2006. Kindergarten

2006. Kindergarten.

            We were told to write a story, there was a number of lines we were required to fill. I remember we had our blue folders up, it was a test and there was a time limit. 

             Palms sweaty, cramps in my left hand, I was in a rush. I had to finish on time. I could hear everyone’s pencils scribbling on the paper, they had so much to say, I remember thinking. I knew what I wanted to say but, under all the pressure it didn’t translate well on paper. “And then aun scwad eradiue vatxjia gudia maan iujxn euo…” is what I started to write in order to fill the lines. 
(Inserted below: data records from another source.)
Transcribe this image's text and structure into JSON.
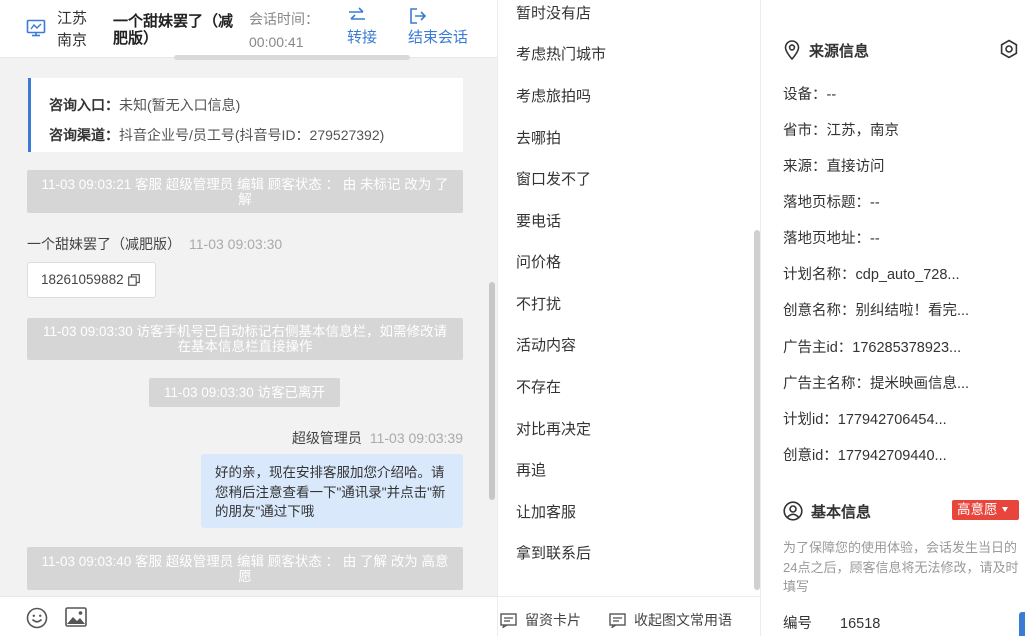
{
  "header": {
    "location_province": "江苏",
    "location_city": "南京",
    "visitor_name": "一个甜妹罢了（减肥版）",
    "session_time_label": "会话时间：",
    "session_time_value": "00:00:41",
    "transfer_label": "转接",
    "end_session_label": "结束会话"
  },
  "info_card": {
    "entry_label": "咨询入口：",
    "entry_value": "未知(暂无入口信息)",
    "channel_label": "咨询渠道：",
    "channel_value": "抖音企业号/员工号(抖音号ID：279527392)"
  },
  "messages": {
    "sys1": "11-03 09:03:21 客服 超级管理员 编辑 顾客状态 ： 由 未标记 改为 了解",
    "visitor_name": "一个甜妹罢了（减肥版）",
    "visitor_time": "11-03 09:03:30",
    "visitor_phone": "18261059882",
    "sys2": "11-03 09:03:30 访客手机号已自动标记右侧基本信息栏，如需修改请在基本信息栏直接操作",
    "sys3": "11-03 09:03:30 访客已离开",
    "agent_name": "超级管理员",
    "agent_time": "11-03 09:03:39",
    "agent_text": "好的亲，现在安排客服加您介绍哈。请您稍后注意查看一下\"通讯录\"并点击\"新的朋友\"通过下哦",
    "sys4": "11-03 09:03:40 客服 超级管理员 编辑 顾客状态 ： 由 了解 改为 高意愿"
  },
  "quick_replies": [
    "暂时没有店",
    "考虑热门城市",
    "考虑旅拍吗",
    "去哪拍",
    "窗口发不了",
    "要电话",
    "问价格",
    "不打扰",
    "活动内容",
    "不存在",
    "对比再决定",
    "再追",
    "让加客服",
    "拿到联系后"
  ],
  "mid_footer": {
    "card_label": "留资卡片",
    "collapse_label": "收起图文常用语"
  },
  "source_info": {
    "title": "来源信息",
    "device": "设备：--",
    "region": "省市：江苏，南京",
    "source": "来源：直接访问",
    "landing_title": "落地页标题：--",
    "landing_url": "落地页地址：--",
    "plan_name": "计划名称：cdp_auto_728...",
    "creative_name": "创意名称：别纠结啦！看完...",
    "advertiser_id": "广告主id：176285378923...",
    "advertiser_name": "广告主名称：提米映画信息...",
    "plan_id": "计划id：177942706454...",
    "creative_id": "创意id：177942709440..."
  },
  "basic_info": {
    "title": "基本信息",
    "intent_badge": "高意愿",
    "notice": "为了保障您的使用体验，会话发生当日的24点之后，顾客信息将无法修改，请及时填写",
    "id_label": "编号",
    "id_value": "16518"
  },
  "colors": {
    "accent": "#3a7bd5",
    "badge": "#e8453c",
    "agent_bubble": "#d9e8fb",
    "system_msg": "#d6d6d6"
  }
}
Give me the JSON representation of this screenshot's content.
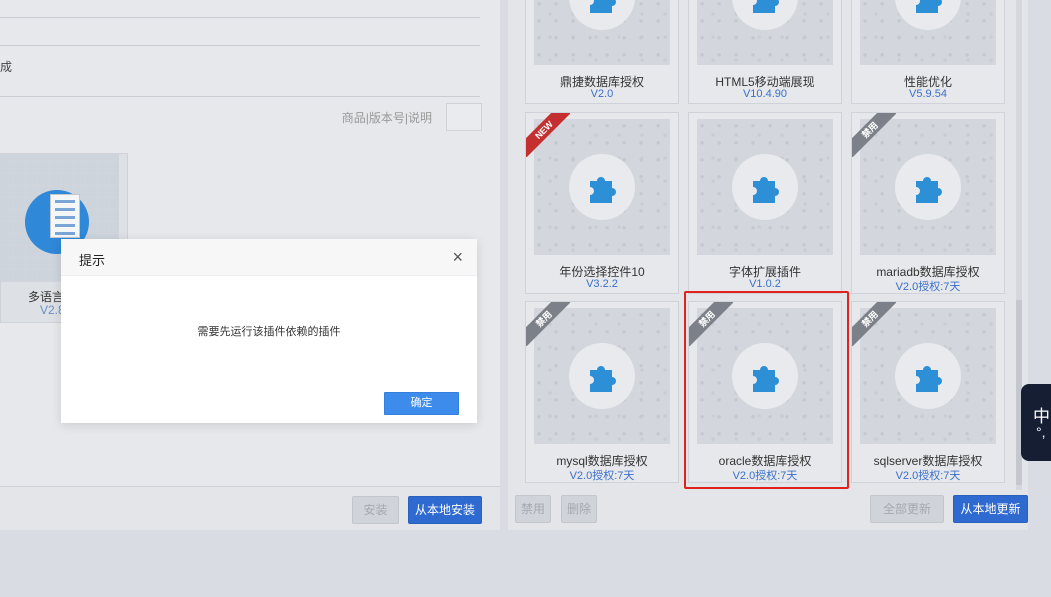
{
  "left": {
    "partial_label": "成",
    "search_placeholder": "商品|版本号|说明",
    "card": {
      "name": "多语言",
      "version": "V2.8"
    },
    "buttons": {
      "install": "安装",
      "install_local": "从本地安装"
    }
  },
  "right": {
    "cards": [
      {
        "name": "鼎捷数据库授权",
        "version": "V2.0",
        "badge": ""
      },
      {
        "name": "HTML5移动端展现",
        "version": "V10.4.90",
        "badge": ""
      },
      {
        "name": "性能优化",
        "version": "V5.9.54",
        "badge": ""
      },
      {
        "name": "年份选择控件10",
        "version": "V3.2.2",
        "badge": "NEW"
      },
      {
        "name": "字体扩展插件",
        "version": "V1.0.2",
        "badge": ""
      },
      {
        "name": "mariadb数据库授权",
        "version": "V2.0授权:7天",
        "badge": "禁用"
      },
      {
        "name": "mysql数据库授权",
        "version": "V2.0授权:7天",
        "badge": "禁用"
      },
      {
        "name": "oracle数据库授权",
        "version": "V2.0授权:7天",
        "badge": "禁用"
      },
      {
        "name": "sqlserver数据库授权",
        "version": "V2.0授权:7天",
        "badge": "禁用"
      }
    ],
    "buttons": {
      "disable": "禁用",
      "delete": "删除",
      "update_all": "全部更新",
      "update_local": "从本地更新"
    }
  },
  "modal": {
    "title": "提示",
    "close_glyph": "×",
    "message": "需要先运行该插件依赖的插件",
    "ok_label": "确定"
  },
  "ime": {
    "char": "中",
    "punct": "°,"
  },
  "colors": {
    "accent": "#2f6ad0",
    "modal_ok": "#3d8bea",
    "highlight": "#e0241d",
    "new_ribbon": "#c43030",
    "disabled_ribbon": "#7c8088",
    "plugin_icon": "#2d8fd6"
  }
}
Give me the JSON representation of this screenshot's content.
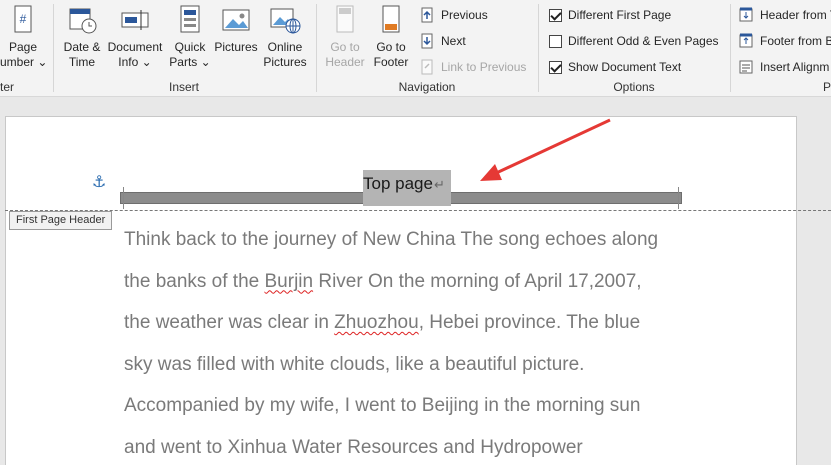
{
  "ribbon": {
    "groups": {
      "header_footer": {
        "label": "ter"
      },
      "insert": {
        "label": "Insert"
      },
      "navigation": {
        "label": "Navigation"
      },
      "options": {
        "label": "Options"
      },
      "position": {
        "label": "Po"
      }
    },
    "page_number": {
      "line1": "Page",
      "line2": "umber ⌄"
    },
    "date_time": {
      "line1": "Date &",
      "line2": "Time"
    },
    "document_info": {
      "line1": "Document",
      "line2": "Info ⌄"
    },
    "quick_parts": {
      "line1": "Quick",
      "line2": "Parts ⌄"
    },
    "pictures": {
      "line1": "Pictures"
    },
    "online_pictures": {
      "line1": "Online",
      "line2": "Pictures"
    },
    "go_to_header": {
      "line1": "Go to",
      "line2": "Header"
    },
    "go_to_footer": {
      "line1": "Go to",
      "line2": "Footer"
    },
    "previous": "Previous",
    "next": "Next",
    "link_to_previous": "Link to Previous",
    "different_first_page": "Different First Page",
    "different_odd_even": "Different Odd & Even Pages",
    "show_document_text": "Show Document Text",
    "header_from_top": "Header from T",
    "footer_from_bottom": "Footer from B",
    "insert_alignment": "Insert Alignm",
    "checkbox_states": {
      "different_first_page": true,
      "different_odd_even": false,
      "show_document_text": true
    }
  },
  "document": {
    "header_text": "Top page",
    "header_mark": "↵",
    "header_tag": "First Page Header",
    "lines": [
      {
        "parts": [
          {
            "t": "Think back to the journey of New China The song echoes along"
          }
        ]
      },
      {
        "parts": [
          {
            "t": "the banks of the "
          },
          {
            "t": "Burjin",
            "spell": true
          },
          {
            "t": " River On the morning of April 17,2007,"
          }
        ]
      },
      {
        "parts": [
          {
            "t": "the weather was clear in "
          },
          {
            "t": "Zhuozhou",
            "spell": true
          },
          {
            "t": ", Hebei province. The blue"
          }
        ]
      },
      {
        "parts": [
          {
            "t": "sky was filled with white clouds, like a beautiful picture."
          }
        ]
      },
      {
        "parts": [
          {
            "t": "Accompanied by my wife, I went to Beijing in the morning sun"
          }
        ]
      },
      {
        "parts": [
          {
            "t": "and went to Xinhua Water Resources and Hydropower"
          }
        ]
      }
    ]
  },
  "colors": {
    "accent": "#2b579a",
    "arrow": "#e53935",
    "anchor": "#2b6cb0"
  }
}
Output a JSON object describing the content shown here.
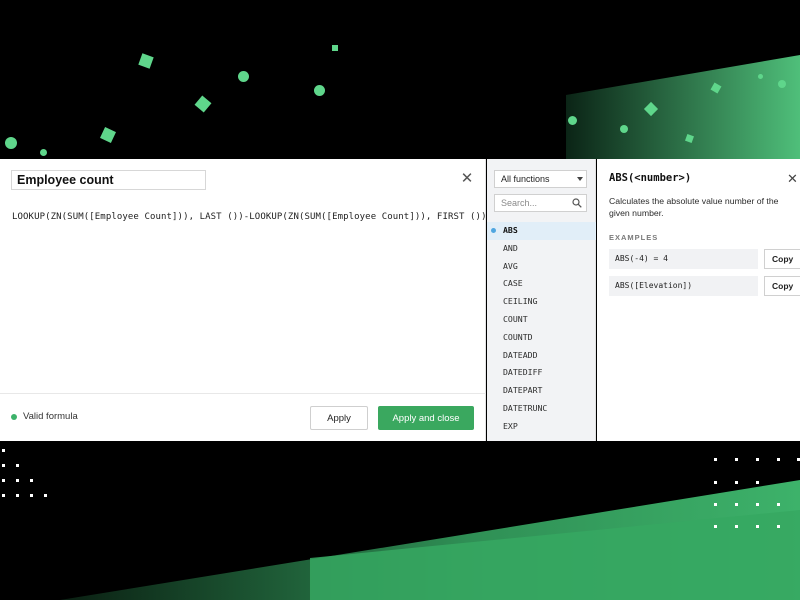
{
  "colors": {
    "accent_green": "#3aa85f",
    "deco_green": "#5fd68b",
    "valid_green": "#3db26a",
    "active_dot_blue": "#4fa6e0",
    "active_row_bg": "#e1eef8",
    "background": "#000000"
  },
  "editor": {
    "calculation_name": "Employee count",
    "close_icon": "close-icon",
    "formula": "LOOKUP(ZN(SUM([Employee Count])), LAST ())-LOOKUP(ZN(SUM([Employee Count])), FIRST ())",
    "status_text": "Valid formula",
    "apply_label": "Apply",
    "apply_close_label": "Apply and close"
  },
  "functions": {
    "filter_selected": "All functions",
    "search_placeholder": "Search...",
    "search_icon": "search-icon",
    "active": "ABS",
    "items": [
      {
        "label": "ABS"
      },
      {
        "label": "AND"
      },
      {
        "label": "AVG"
      },
      {
        "label": "CASE"
      },
      {
        "label": "CEILING"
      },
      {
        "label": "COUNT"
      },
      {
        "label": "COUNTD"
      },
      {
        "label": "DATEADD"
      },
      {
        "label": "DATEDIFF"
      },
      {
        "label": "DATEPART"
      },
      {
        "label": "DATETRUNC"
      },
      {
        "label": "EXP"
      }
    ]
  },
  "detail": {
    "signature": "ABS(<number>)",
    "close_icon": "close-icon",
    "description": "Calculates the absolute value number of the given number.",
    "examples_header": "EXAMPLES",
    "examples": [
      {
        "code": "ABS(-4) = 4",
        "copy_label": "Copy"
      },
      {
        "code": "ABS([Elevation])",
        "copy_label": "Copy"
      }
    ]
  }
}
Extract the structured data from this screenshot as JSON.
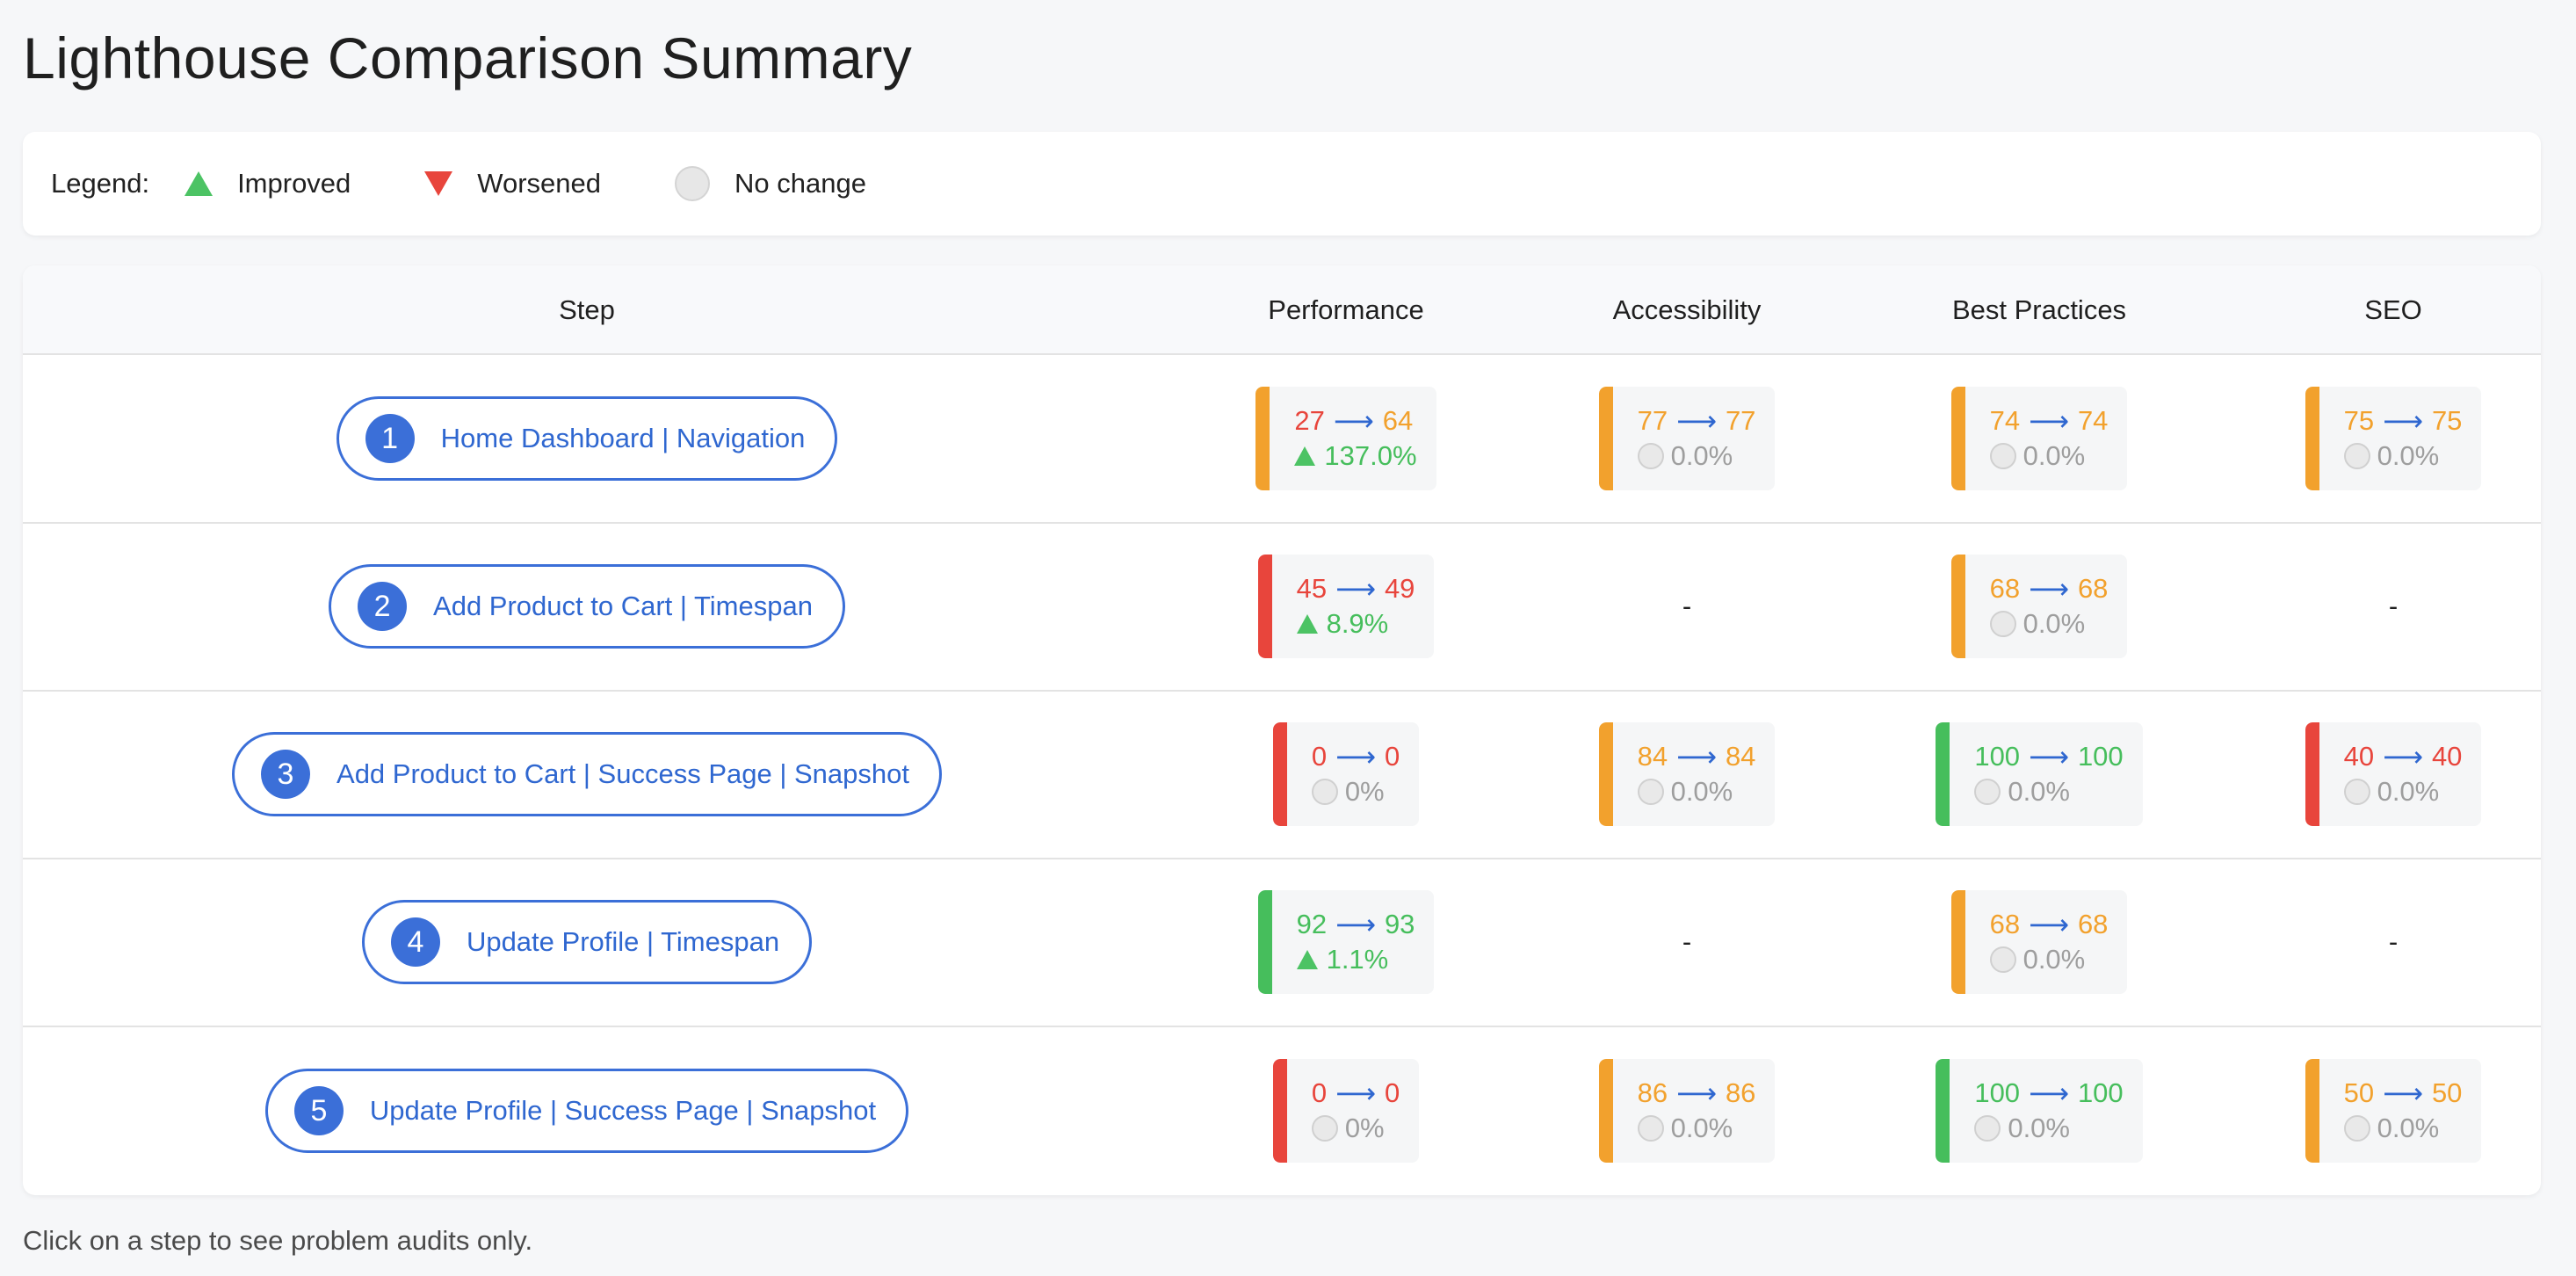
{
  "title": "Lighthouse Comparison Summary",
  "legend": {
    "label": "Legend:",
    "improved": "Improved",
    "worsened": "Worsened",
    "no_change": "No change"
  },
  "columns": {
    "step": "Step",
    "performance": "Performance",
    "accessibility": "Accessibility",
    "best_practices": "Best Practices",
    "seo": "SEO"
  },
  "arrow": "⟶",
  "empty": "-",
  "rows": [
    {
      "num": "1",
      "name": "Home Dashboard | Navigation",
      "performance": {
        "from": "27",
        "to": "64",
        "delta": "137.0%"
      },
      "accessibility": {
        "from": "77",
        "to": "77",
        "delta": "0.0%"
      },
      "best_practices": {
        "from": "74",
        "to": "74",
        "delta": "0.0%"
      },
      "seo": {
        "from": "75",
        "to": "75",
        "delta": "0.0%"
      }
    },
    {
      "num": "2",
      "name": "Add Product to Cart | Timespan",
      "performance": {
        "from": "45",
        "to": "49",
        "delta": "8.9%"
      },
      "best_practices": {
        "from": "68",
        "to": "68",
        "delta": "0.0%"
      }
    },
    {
      "num": "3",
      "name": "Add Product to Cart | Success Page | Snapshot",
      "performance": {
        "from": "0",
        "to": "0",
        "delta": "0%"
      },
      "accessibility": {
        "from": "84",
        "to": "84",
        "delta": "0.0%"
      },
      "best_practices": {
        "from": "100",
        "to": "100",
        "delta": "0.0%"
      },
      "seo": {
        "from": "40",
        "to": "40",
        "delta": "0.0%"
      }
    },
    {
      "num": "4",
      "name": "Update Profile | Timespan",
      "performance": {
        "from": "92",
        "to": "93",
        "delta": "1.1%"
      },
      "best_practices": {
        "from": "68",
        "to": "68",
        "delta": "0.0%"
      }
    },
    {
      "num": "5",
      "name": "Update Profile | Success Page | Snapshot",
      "performance": {
        "from": "0",
        "to": "0",
        "delta": "0%"
      },
      "accessibility": {
        "from": "86",
        "to": "86",
        "delta": "0.0%"
      },
      "best_practices": {
        "from": "100",
        "to": "100",
        "delta": "0.0%"
      },
      "seo": {
        "from": "50",
        "to": "50",
        "delta": "0.0%"
      }
    }
  ],
  "footer": "Click on a step to see problem audits only.",
  "colors": {
    "accent": "#3b6fd8",
    "poor": "#e8453c",
    "average": "#f2a12d",
    "good": "#46be5c",
    "neutral": "#9e9e9e"
  }
}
             Pencils dropping, papers rusting, chairs sliding back, everyone began to hand in their assignments. 

             As I got up, a part of me thought, “the teacher will understand what I’m trying to say”, but when she looked at my paper, she was so confused. I quickly went back to my seat, I couldn’t wait to go home and draw. 



             I grew up speaking roughly 4 languages and I was terrible at all of them. I remember my brain being so confused all the time. “Speak Urdu with your mom” my dad would say. Meanwhile, he spoke to me in Punjabi. We’d watch movies in Hindi and my siblings and I conversed in English. 

             English. What a language.

             As I grew up, I slowly mastered these languages but it sure was a rollercoaster learning them. In elementary school I was placed in ESL, my dad was so disappointed, he’d always say to me “you was born here, how could you not know the english”. My spirit was constantly crushed, I would get so frustrated when it came to reading and writing. Instead of reading I’d look at the illustrations and sometimes I would copy them. I’d draw them over and over again until one of the teachers would scream my name incorrectly. 


             Reading tests. 

             We had books. We read them. When it came to reading tests, we would read a passage aloud to the teacher. As we read the words, she’d put a check mark next to them with her green marker indicating that, yes, we did in fact read these words out loud successfully. Some kids would move on to the “next level”. I would always stay at the same level. 

             It wasn’t that I didn’t like reading, there had been only one way of teaching and I couldn’t comprehend the lessons. I found them boring. Stupid. Useless.

             I wanted help, but I didn’t know how to ask or what to say. I wanted to do better but I was stuck. I wanted to write about how I was feeling but, I didn’t have the vocabulary. I wanted to make my dad proud but I didn’t know where to begin. 


             English, Urdu, Hindi, Punjabi.

             Looking back has made me realize how difficult it was, finding a balance between these languages. There wasn’t exactly a “how to” guide on speaking four languages. Even now, I struggle with my third and fourth languages, but these experiences make me who I am today. Even though I struggle, I know it’s worth it.